Java Thread Priority Revisited in JDK7
By Dave on Jan 10, 2008
In an earlier blog entry I described how Java thread priorities relate to native thread priority. We recently ran into bug 6518490 that forced me to change the default mapping of priorities on Solaris™ as previously described.
Briefly, in the Solaris IA(interactive) or TS(timeshare) scheduling classes, the effective priority of a thread is function of the thread's assigned priority and a thread-specific system-managed behavioral factor. (That's a gross oversimplification. If you're curious, I recommend Solaris Internals, 2nd Edition Section 3.7 followed by a skim of ts.c. In the case of Java the JVM maps the logical Java priority set via Thread.setPriority() to an TS- or IA-specific priority, and then calls priocntl() to set the assigned priority for the thread. The scheduler avoids indefinite starvation of low priority threads by periodically applying a boost (this is the system-managed behavioral factor) for threads that have languished too long on the ready queue without having been run. In addition, threads that block voluntarily -- as opposed to exhausting their time slice and requiring involuntary preemption -- may receive a boost to their effective priority by way of changes to the previously mentioned behavioral factor.
Lets say we have a 2x multiprocessor system, otherwise idle, with threads T1 and T2 at high assigned priority and T3 at low assigned priority. T1 and T2 loop, yielding, or alternatively they might pass a "token" back and forth via a pipe. Critically, they block often, so they receive the aforementioned boost to their effective priorities. Thread T3 simply loops, computing the digits of π. T3 will languish on the ready queue. Over time the scheduler will boost T3's effective priority, but unfortunately that boost isn't sufficient to push T3's priority beyond that of the boosted effective priorities of T1 and T2, so T3 can starve indefinitely.

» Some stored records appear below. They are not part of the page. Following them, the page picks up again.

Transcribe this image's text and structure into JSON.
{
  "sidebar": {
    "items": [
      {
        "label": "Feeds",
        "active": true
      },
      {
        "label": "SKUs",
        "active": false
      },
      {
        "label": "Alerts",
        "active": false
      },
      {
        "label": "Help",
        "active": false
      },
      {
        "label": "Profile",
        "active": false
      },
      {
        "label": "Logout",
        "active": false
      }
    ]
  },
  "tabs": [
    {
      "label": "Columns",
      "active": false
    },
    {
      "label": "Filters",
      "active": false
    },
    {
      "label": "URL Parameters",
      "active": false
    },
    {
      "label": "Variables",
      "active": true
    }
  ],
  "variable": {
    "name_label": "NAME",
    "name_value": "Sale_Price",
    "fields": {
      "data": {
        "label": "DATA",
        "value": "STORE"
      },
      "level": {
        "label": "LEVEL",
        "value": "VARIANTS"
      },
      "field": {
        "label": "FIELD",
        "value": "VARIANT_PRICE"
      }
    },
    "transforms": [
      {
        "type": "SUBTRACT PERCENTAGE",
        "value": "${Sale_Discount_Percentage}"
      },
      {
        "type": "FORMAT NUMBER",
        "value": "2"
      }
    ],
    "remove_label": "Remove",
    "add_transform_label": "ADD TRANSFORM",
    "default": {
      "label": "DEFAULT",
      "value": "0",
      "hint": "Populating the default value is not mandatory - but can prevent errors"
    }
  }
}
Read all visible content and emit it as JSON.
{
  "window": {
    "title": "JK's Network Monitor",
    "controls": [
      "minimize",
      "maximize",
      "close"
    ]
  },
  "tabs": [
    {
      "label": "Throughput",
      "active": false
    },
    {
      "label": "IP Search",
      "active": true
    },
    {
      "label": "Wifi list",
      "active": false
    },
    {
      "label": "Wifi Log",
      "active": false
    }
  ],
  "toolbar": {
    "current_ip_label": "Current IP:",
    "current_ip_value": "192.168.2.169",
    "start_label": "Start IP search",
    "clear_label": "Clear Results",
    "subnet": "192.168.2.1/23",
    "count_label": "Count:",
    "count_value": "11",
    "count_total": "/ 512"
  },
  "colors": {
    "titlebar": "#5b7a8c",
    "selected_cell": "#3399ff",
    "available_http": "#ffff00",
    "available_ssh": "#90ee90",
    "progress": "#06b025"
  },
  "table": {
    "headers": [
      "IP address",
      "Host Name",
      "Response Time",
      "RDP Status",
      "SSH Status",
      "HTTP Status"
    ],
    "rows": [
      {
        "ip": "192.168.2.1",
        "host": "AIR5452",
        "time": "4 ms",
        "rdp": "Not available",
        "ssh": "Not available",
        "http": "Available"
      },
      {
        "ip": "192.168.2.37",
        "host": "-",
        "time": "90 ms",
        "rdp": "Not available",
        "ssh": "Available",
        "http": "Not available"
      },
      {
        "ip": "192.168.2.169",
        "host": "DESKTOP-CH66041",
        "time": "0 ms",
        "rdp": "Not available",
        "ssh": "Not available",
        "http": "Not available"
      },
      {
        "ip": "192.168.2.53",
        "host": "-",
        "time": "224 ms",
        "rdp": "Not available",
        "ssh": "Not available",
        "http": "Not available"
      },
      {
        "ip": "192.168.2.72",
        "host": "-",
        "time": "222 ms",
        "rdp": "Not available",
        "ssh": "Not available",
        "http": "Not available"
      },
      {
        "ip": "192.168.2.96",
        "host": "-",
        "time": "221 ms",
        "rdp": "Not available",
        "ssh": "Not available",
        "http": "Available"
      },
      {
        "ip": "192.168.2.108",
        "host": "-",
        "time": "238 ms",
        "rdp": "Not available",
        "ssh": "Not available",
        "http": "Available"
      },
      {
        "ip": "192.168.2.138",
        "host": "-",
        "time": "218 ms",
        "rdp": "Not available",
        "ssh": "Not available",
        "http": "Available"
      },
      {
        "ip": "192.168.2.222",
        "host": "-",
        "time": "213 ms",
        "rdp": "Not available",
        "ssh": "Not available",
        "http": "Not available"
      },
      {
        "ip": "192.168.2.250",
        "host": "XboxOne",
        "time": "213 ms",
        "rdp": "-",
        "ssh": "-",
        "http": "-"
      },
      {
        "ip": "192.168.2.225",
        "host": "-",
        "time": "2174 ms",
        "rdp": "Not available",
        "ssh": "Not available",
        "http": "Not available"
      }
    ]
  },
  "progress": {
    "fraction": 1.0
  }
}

To avoid the problem I've inverted the default for the -XX:[+/-]UseThreadPriorities flag from True to False on Solaris. The defaults setting for the flag remains unchanged on other platforms. Running all Java threads at the same priority sidesteps the problem and avoid starvation. I considered just posting a work-around and leaving the flag polarity unchanged, but the bug is difficult to diagnose properly. A work-around, albeit simple, is useless if a customer is forced to diagnose and identify a rather opaque and exotic bug. Put another way, a work-around is no better than the diagnostic procedure used to identify the associated malady. The change to UseThreadPriorities is in JDK7 and is propagating back through JDK6 and JDK5. If you desperately want Java threads priorities to map to underlying native priority you can use -XX:+UseThreadPriorities, but in a sense you'll be accepting the risk of the hang. You have to explicitly opt-in to enable priority mapping. Priorities are a quality-of-implementation concern, not a correctness concern. Recall that thread priorities are strictly advisory, and the JVM has license and latitude to implement or change them as needed. They should never be depended upon to ensure progress (relative to other threads) or lack of progress (i.e., synchronization).
Finally, this changed isn't as significant as it might seem. Under IA and TS, the upper half of the logical priority range was previously mapped to native "high" and the lower half was mapped over the range of native priorities. The only observable difference between the old behavior and running with thread priorities disabled is that Java threads assigned priorities in the lower half of the logical range will now run at the same effective (native) priority as threads in the upper half. When competing for CPU cycles with other threads, these low priority threads will receive relatively more cycles from the scheduler than they did in the past.